What I want you to notice is that the output voltage only drops to 2.1 volts. It is suppose to be 2.8 volts as it is with no load, but with a load we can see that the drop out about 100mV’s or so.
Time: 10:09sI have setup my low drop out regulator once again to show that the input current and the output current are related almost directly in a linear regulator. The yellow multimeter is the input current and the blue multimeter is the output current and this device is an LM317 being used as a constant current source.
You can see that there is almost no current being drawn at the output, the input is drawing about 150mA and that’s due to this minimum load resistor down here. However as I start to increase the load on the output, notice that the input current is equal to the output current plus the 150mA, or so. As I turn it all the way up to its maximum, you can see that they track.
Time: 10:50sIn part two, we saw that the bulky line transformers of the unregulated power supplies barely heated up at all even at their maximum loads. With linear regulators heat is a much more immediate concern. The power dissipation is easy to predict as its equal to VIN minus VOUT multiplied by the load current, (VIN-Vout*IL).
Engineers take the worst case into account, the maximum input voltage, VIN(max) and the maximum load current, IL(max). As a general rule, semiconductor packages can take about 1 watt before they can get too hot. Anymore than 1 watt, then a heatsink or forced air-flow (fan) is needed.
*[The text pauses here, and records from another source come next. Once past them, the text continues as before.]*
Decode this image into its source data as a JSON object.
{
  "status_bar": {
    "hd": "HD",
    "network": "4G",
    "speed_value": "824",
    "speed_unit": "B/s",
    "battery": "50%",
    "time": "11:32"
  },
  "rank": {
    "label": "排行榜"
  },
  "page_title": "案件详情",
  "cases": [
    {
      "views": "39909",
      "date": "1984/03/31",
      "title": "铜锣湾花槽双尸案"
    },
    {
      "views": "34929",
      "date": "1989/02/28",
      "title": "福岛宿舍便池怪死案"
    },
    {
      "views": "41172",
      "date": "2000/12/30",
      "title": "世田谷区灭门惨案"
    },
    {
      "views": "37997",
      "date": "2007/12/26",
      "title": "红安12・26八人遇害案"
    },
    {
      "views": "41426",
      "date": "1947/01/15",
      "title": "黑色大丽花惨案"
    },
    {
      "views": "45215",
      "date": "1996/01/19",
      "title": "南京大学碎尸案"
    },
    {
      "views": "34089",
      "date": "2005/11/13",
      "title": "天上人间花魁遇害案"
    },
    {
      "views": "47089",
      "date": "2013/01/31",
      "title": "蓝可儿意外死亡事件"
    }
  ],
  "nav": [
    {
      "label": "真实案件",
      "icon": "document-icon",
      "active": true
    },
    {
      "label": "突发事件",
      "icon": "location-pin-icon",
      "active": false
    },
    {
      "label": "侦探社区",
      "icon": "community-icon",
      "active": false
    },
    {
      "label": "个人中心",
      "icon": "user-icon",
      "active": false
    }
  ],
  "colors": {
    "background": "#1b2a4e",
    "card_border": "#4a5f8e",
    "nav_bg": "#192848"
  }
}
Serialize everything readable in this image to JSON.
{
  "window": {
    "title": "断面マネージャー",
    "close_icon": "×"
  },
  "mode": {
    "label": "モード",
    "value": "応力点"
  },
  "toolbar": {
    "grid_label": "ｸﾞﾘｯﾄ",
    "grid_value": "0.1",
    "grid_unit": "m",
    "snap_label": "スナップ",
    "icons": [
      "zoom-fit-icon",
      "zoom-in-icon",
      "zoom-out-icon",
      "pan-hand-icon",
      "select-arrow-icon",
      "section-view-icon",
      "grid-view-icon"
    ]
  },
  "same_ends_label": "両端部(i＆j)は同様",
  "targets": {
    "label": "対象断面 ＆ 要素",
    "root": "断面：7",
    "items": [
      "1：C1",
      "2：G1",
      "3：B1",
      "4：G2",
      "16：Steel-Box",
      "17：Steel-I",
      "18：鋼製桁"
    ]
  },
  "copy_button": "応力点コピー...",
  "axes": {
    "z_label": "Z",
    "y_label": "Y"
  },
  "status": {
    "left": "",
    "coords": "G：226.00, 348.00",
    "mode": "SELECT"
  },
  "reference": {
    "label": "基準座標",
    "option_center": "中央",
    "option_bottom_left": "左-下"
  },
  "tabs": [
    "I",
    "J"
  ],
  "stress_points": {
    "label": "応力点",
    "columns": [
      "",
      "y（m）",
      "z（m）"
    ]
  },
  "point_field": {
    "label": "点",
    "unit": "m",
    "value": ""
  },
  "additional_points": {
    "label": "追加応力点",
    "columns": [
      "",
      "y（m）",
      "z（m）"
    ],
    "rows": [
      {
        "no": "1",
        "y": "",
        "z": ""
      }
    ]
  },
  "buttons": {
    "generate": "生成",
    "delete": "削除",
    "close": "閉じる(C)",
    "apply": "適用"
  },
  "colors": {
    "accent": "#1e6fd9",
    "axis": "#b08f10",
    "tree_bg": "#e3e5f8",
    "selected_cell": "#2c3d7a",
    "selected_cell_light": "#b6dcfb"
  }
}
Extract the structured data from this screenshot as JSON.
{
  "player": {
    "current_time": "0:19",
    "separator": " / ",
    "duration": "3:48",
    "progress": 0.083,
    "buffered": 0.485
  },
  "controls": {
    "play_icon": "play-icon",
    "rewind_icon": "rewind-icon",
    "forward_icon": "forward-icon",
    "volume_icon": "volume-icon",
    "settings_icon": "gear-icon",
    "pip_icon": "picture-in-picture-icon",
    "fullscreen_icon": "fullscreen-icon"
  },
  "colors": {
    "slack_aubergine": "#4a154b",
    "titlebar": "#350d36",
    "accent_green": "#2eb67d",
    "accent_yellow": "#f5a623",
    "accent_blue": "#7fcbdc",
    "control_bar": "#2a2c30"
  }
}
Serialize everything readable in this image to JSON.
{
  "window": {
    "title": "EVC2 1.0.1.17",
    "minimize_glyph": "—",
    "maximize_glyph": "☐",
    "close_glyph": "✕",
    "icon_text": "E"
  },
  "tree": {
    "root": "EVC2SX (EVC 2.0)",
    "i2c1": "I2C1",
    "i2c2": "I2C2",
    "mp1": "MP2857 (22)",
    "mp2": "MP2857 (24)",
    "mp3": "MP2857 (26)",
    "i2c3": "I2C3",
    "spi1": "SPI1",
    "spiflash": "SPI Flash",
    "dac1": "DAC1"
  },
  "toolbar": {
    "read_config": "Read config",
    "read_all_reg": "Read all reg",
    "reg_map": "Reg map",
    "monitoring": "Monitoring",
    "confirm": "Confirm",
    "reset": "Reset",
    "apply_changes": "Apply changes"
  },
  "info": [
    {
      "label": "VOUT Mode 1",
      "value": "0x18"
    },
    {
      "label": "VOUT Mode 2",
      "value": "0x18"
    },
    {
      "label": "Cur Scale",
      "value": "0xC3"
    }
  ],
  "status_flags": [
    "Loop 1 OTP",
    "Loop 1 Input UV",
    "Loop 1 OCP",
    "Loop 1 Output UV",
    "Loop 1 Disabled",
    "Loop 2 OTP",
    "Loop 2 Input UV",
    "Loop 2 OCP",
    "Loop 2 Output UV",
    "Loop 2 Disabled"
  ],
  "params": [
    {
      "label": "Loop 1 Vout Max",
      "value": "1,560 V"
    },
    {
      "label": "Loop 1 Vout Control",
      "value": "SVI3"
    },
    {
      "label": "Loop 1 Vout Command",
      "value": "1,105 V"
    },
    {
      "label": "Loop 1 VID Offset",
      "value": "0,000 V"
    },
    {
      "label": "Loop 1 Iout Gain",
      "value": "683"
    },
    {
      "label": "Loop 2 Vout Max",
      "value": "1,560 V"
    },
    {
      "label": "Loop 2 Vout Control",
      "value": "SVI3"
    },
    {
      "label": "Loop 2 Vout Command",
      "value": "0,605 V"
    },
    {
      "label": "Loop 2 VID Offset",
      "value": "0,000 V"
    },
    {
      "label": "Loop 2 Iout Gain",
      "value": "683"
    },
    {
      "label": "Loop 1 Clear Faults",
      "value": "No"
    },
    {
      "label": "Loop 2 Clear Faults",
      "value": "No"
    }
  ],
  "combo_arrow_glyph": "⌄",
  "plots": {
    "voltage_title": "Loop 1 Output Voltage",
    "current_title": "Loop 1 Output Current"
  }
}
But how hot is too hot but that depends on many factors like ambient temperature, the air flow, the presence of sensitive components nearby, like aluminium electrolytic capacitors, but also something more basic, how long the power supply needs to last.
Time: 11:38sI am running a heat and power dissipation test on my discrete LDO regulator, so I am back to my 2Ω load and I am now using a full 5 volts from my ATX power supply at the input. I have the 2.8 volts out and the output load current is 1.32 amps. The thermocouple is put inside the clip of this big heatsink and reads only 35oC.
I will remove it and stick it on the tab which is the hottest part of the MOSFET to see if I can see what the temperature there is. Now that’s heating up much more quickly. The tab is probably getting to somewhere around 40oC or so, and to me that is fine as long as it doesn’t get to over 50oC then I think it is perfectly safe.
Time: 12:39sThat concludes part three of power supplies for non-EE’s. Stay tuned for part four where we will look at switching power supplies and by far the most exciting topic.
On behalf of myself and Electronics-Tutorials.ws, thanks for watching and how to see you for part four.
End of video tutorial transcription.
You can find more information and a great tutorial about linear power supplies by following this link: Variable Linear Power Supply.
In part 4 of our video tutorial about power supplies for beginners, we will look at using Switching Power Supplies and see how Buck and Boost converters can increase (boost) or decrease (buck) the output voltage.